- 1/4 tsp nutmeg
- 1/4 tsp paprika
- 1/4 tsp red pepper
- 1/4 tsp onion powder
- 1/4 tsp thyme
- pinch cinnamon
- pinch ginger
- pinch cayenne
DIY Tartar Sauce
- 1 cup vegan mayonaise
- 1/2 tsp rice vinegar
- 1/4 tsp mustard seed
- 1/4 tsp dill
- 1/4 tsp dijon mustard
- 1/4 cup finely diced cucumber or pickles (optional)
Drain the jackfruit, shred into small pieces and remove any seeds/hard parts. Pat the jackfruit dry with a paper towel. Set aside
In a separate bowl, mix the 6 flax eggs (measurements in ingredients list) together and set aside for at least 10 minutes
In a small bowl, combine the old bay seasoning ingredients together and set aside.
Combine old bay seasoning, drained jackfruit, flax eggs, rice vinegar, onion, and optional celery and form the cakes into patties. Place on a silicon pad on a baking sheet and refrigerate for at least 1 hour. You can even leave them overnight if you'd like.
Preheat oven to 350 degrees and bake for 15 minutes
Line a skillet with a thin layer of sunflower oil and fry each cake until they are light brown/toasted on each side.
Mix tartar sauce ingredients into a small bowl and serve. Keeps in the fridge for at least one week.
Sautee the cakes on the skillet with a touch of oil to re-heat.
For this recipe, I used more water in my flax egg recipe than normal because I wanted to make sure that the jackfruit mixture was wet enough to stick together. I used 3 tbsp of water to 1 tbsp of jackfruit compared to 2.5 tbsp of water.
This is what the cakes look like after baking for 15 minutes. They tasted just fine with only baking, but when I baked and fried a batch, I was blown away by the taste and texture. Crispy on the outside and tender on the inside, they were everything I hoped to achieve in this crab cake dupe. I only added white onions this time, but as indicated in the recipe above, I think adding in really small bits of celery into the mix would taste divine but that it totally optional.
This is what the cakes look like after jumping from the oven into the frying pan. They taste the best when they are almost too hot to eat, so feel free to get heavy handed with the lemon squeezes and the tartar sauce. You won’t regret it.
Watch how I made vegan jackfruit crab cakes here:
Vegan ‘seafood’ recipes here
Overfishing facts here

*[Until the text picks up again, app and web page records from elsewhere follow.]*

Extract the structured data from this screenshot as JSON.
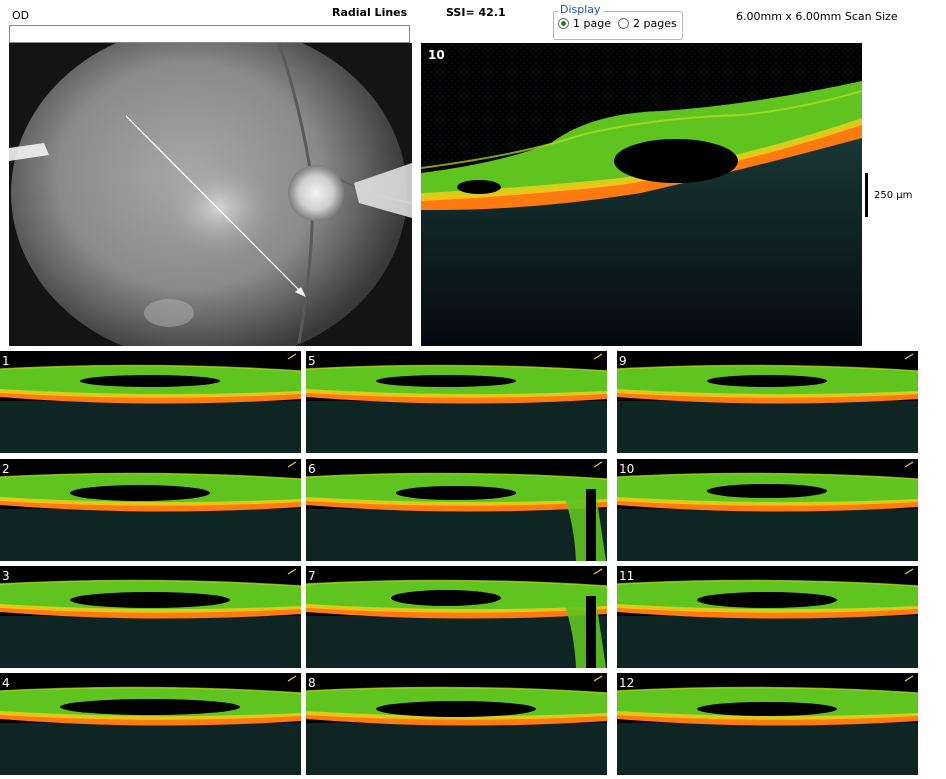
{
  "header": {
    "eye": "OD",
    "scan_type": "Radial Lines",
    "ssi": "SSI= 42.1",
    "scan_size": "6.00mm x 6.00mm Scan Size"
  },
  "display": {
    "legend": "Display",
    "options": [
      "1 page",
      "2 pages"
    ],
    "selected": "1 page"
  },
  "main_scan": {
    "number": "10",
    "scale_label": "250 µm"
  },
  "thumbnails": [
    "1",
    "2",
    "3",
    "4",
    "5",
    "6",
    "7",
    "8",
    "9",
    "10",
    "11",
    "12"
  ],
  "colors": {
    "background": "#000000",
    "retina_green": "#5fc420",
    "rpe_orange": "#ff7a10",
    "selected_radio": "#2a7a2a"
  }
}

How many fish are killed each year?
Countdown until there’s no fish left here
Fish feel pain…read more here
Watch the world’s smartest fish play basketball here
What does A TRILLION look like? here